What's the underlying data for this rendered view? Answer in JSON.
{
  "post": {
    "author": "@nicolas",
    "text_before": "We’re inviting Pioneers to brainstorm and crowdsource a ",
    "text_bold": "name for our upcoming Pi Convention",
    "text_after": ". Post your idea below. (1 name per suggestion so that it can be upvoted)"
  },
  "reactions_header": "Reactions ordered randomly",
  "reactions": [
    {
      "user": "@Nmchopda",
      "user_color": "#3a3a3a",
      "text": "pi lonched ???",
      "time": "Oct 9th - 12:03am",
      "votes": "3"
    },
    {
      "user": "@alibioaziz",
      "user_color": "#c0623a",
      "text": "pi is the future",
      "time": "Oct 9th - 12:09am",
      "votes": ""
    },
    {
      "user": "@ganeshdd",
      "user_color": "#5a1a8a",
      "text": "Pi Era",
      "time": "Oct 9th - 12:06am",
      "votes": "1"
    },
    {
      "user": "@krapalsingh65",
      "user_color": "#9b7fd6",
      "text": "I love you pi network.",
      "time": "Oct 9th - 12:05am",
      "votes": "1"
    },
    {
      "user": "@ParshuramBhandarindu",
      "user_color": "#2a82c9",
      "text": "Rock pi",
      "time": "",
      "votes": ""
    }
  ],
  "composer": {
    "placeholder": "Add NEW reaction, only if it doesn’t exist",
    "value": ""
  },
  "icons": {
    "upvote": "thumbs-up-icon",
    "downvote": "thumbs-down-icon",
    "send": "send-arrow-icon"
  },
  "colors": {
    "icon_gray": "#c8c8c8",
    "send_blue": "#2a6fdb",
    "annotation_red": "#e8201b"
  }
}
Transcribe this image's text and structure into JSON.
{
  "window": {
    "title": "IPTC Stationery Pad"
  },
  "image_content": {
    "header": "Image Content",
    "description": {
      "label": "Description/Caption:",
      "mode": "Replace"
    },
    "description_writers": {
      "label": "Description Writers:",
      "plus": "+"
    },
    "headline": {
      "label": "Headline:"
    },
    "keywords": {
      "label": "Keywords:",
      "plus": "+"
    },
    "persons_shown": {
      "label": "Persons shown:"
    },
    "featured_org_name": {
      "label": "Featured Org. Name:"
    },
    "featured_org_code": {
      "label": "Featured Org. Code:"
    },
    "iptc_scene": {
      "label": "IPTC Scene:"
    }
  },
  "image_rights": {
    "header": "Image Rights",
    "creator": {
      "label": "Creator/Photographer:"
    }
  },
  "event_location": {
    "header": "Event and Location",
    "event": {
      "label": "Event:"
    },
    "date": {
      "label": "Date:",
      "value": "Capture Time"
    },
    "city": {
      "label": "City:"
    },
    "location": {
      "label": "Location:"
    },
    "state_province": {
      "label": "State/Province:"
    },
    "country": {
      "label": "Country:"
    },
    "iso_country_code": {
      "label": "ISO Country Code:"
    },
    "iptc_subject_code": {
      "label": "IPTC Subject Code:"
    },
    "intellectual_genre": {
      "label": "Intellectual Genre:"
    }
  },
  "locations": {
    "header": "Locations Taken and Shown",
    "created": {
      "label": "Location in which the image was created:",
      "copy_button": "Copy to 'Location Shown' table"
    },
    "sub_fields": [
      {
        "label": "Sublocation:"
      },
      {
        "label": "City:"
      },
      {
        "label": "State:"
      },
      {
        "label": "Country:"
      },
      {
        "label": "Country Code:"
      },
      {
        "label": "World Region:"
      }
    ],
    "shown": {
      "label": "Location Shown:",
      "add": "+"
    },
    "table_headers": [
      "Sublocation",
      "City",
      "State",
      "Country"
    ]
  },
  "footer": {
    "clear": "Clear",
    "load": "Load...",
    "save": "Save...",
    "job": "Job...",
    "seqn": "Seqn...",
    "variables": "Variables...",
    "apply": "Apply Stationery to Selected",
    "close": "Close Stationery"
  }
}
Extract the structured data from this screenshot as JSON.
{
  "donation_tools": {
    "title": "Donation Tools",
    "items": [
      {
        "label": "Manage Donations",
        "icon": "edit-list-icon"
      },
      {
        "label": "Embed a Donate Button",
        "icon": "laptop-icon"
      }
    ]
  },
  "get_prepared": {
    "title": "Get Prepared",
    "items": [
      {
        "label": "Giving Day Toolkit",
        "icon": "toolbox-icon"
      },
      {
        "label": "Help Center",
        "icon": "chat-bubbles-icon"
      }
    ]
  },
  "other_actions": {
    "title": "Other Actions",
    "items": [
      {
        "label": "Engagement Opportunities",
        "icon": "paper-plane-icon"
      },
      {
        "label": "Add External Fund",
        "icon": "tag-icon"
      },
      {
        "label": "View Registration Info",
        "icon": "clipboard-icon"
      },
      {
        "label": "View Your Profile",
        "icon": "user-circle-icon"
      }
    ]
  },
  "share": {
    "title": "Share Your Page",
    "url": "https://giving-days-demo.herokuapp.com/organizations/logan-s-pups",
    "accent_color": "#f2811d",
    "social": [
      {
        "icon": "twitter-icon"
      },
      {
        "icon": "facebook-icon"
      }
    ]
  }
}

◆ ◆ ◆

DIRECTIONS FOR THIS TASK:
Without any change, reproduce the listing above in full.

OUTPUT OF THE TASK:
What's the underlying data for this rendered view? Answer in JSON.
{
  "post": {
    "author": "@nicolas",
    "text_before": "We’re inviting Pioneers to brainstorm and crowdsource a ",
    "text_bold": "name for our upcoming Pi Convention",
    "text_after": ". Post your idea below. (1 name per suggestion so that it can be upvoted)"
  },
  "reactions_header": "Reactions ordered randomly",
  "reactions": [
    {
      "user": "@Nmchopda",
      "user_color": "#3a3a3a",
      "text": "pi lonched ???",
      "time": "Oct 9th - 12:03am",
      "votes": "3"
    },
    {
      "user": "@alibioaziz",
      "user_color": "#c0623a",
      "text": "pi is the future",
      "time": "Oct 9th - 12:09am",
      "votes": ""
    },
    {
      "user": "@ganeshdd",
      "user_color": "#5a1a8a",
      "text": "Pi Era",
      "time": "Oct 9th - 12:06am",
      "votes": "1"
    },
    {
      "user": "@krapalsingh65",
      "user_color": "#9b7fd6",
      "text": "I love you pi network.",
      "time": "Oct 9th - 12:05am",
      "votes": "1"
    },
    {
      "user": "@ParshuramBhandarindu",
      "user_color": "#2a82c9",
      "text": "Rock pi",
      "time": "",
      "votes": ""
    }
  ],
  "composer": {
    "placeholder": "Add NEW reaction, only if it doesn’t exist",
    "value": ""
  },
  "icons": {
    "upvote": "thumbs-up-icon",
    "downvote": "thumbs-down-icon",
    "send": "send-arrow-icon"
  },
  "colors": {
    "icon_gray": "#c8c8c8",
    "send_blue": "#2a6fdb",
    "annotation_red": "#e8201b"
  }
}
Transcribe this image's text and structure into JSON.
{
  "window": {
    "title": "IPTC Stationery Pad"
  },
  "image_content": {
    "header": "Image Content",
    "description": {
      "label": "Description/Caption:",
      "mode": "Replace"
    },
    "description_writers": {
      "label": "Description Writers:",
      "plus": "+"
    },
    "headline": {
      "label": "Headline:"
    },
    "keywords": {
      "label": "Keywords:",
      "plus": "+"
    },
    "persons_shown": {
      "label": "Persons shown:"
    },
    "featured_org_name": {
      "label": "Featured Org. Name:"
    },
    "featured_org_code": {
      "label": "Featured Org. Code:"
    },
    "iptc_scene": {
      "label": "IPTC Scene:"
    }
  },
  "image_rights": {
    "header": "Image Rights",
    "creator": {
      "label": "Creator/Photographer:"
    }
  },
  "event_location": {
    "header": "Event and Location",
    "event": {
      "label": "Event:"
    },
    "date": {
      "label": "Date:",
      "value": "Capture Time"
    },
    "city": {
      "label": "City:"
    },
    "location": {
      "label": "Location:"
    },
    "state_province": {
      "label": "State/Province:"
    },
    "country": {
      "label": "Country:"
    },
    "iso_country_code": {
      "label": "ISO Country Code:"
    },
    "iptc_subject_code": {
      "label": "IPTC Subject Code:"
    },
    "intellectual_genre": {
      "label": "Intellectual Genre:"
    }
  },
  "locations": {
    "header": "Locations Taken and Shown",
    "created": {
      "label": "Location in which the image was created:",
      "copy_button": "Copy to 'Location Shown' table"
    },
    "sub_fields": [
      {
        "label": "Sublocation:"
      },
      {
        "label": "City:"
      },
      {
        "label": "State:"
      },
      {
        "label": "Country:"
      },
      {
        "label": "Country Code:"
      },
      {
        "label": "World Region:"
      }
    ],
    "shown": {
      "label": "Location Shown:",
      "add": "+"
    },
    "table_headers": [
      "Sublocation",
      "City",
      "State",
      "Country"
    ]
  },
  "footer": {
    "clear": "Clear",
    "load": "Load...",
    "save": "Save...",
    "job": "Job...",
    "seqn": "Seqn...",
    "variables": "Variables...",
    "apply": "Apply Stationery to Selected",
    "close": "Close Stationery"
  }
}
Extract the structured data from this screenshot as JSON.
{
  "donation_tools": {
    "title": "Donation Tools",
    "items": [
      {
        "label": "Manage Donations",
        "icon": "edit-list-icon"
      },
      {
        "label": "Embed a Donate Button",
        "icon": "laptop-icon"
      }
    ]
  },
  "get_prepared": {
    "title": "Get Prepared",
    "items": [
      {
        "label": "Giving Day Toolkit",
        "icon": "toolbox-icon"
      },
      {
        "label": "Help Center",
        "icon": "chat-bubbles-icon"
      }
    ]
  },
  "other_actions": {
    "title": "Other Actions",
    "items": [
      {
        "label": "Engagement Opportunities",
        "icon": "paper-plane-icon"
      },
      {
        "label": "Add External Fund",
        "icon": "tag-icon"
      },
      {
        "label": "View Registration Info",
        "icon": "clipboard-icon"
      },
      {
        "label": "View Your Profile",
        "icon": "user-circle-icon"
      }
    ]
  },
  "share": {
    "title": "Share Your Page",
    "url": "https://giving-days-demo.herokuapp.com/organizations/logan-s-pups",
    "accent_color": "#f2811d",
    "social": [
      {
        "icon": "twitter-icon"
      },
      {
        "icon": "facebook-icon"
      }
    ]
  }
}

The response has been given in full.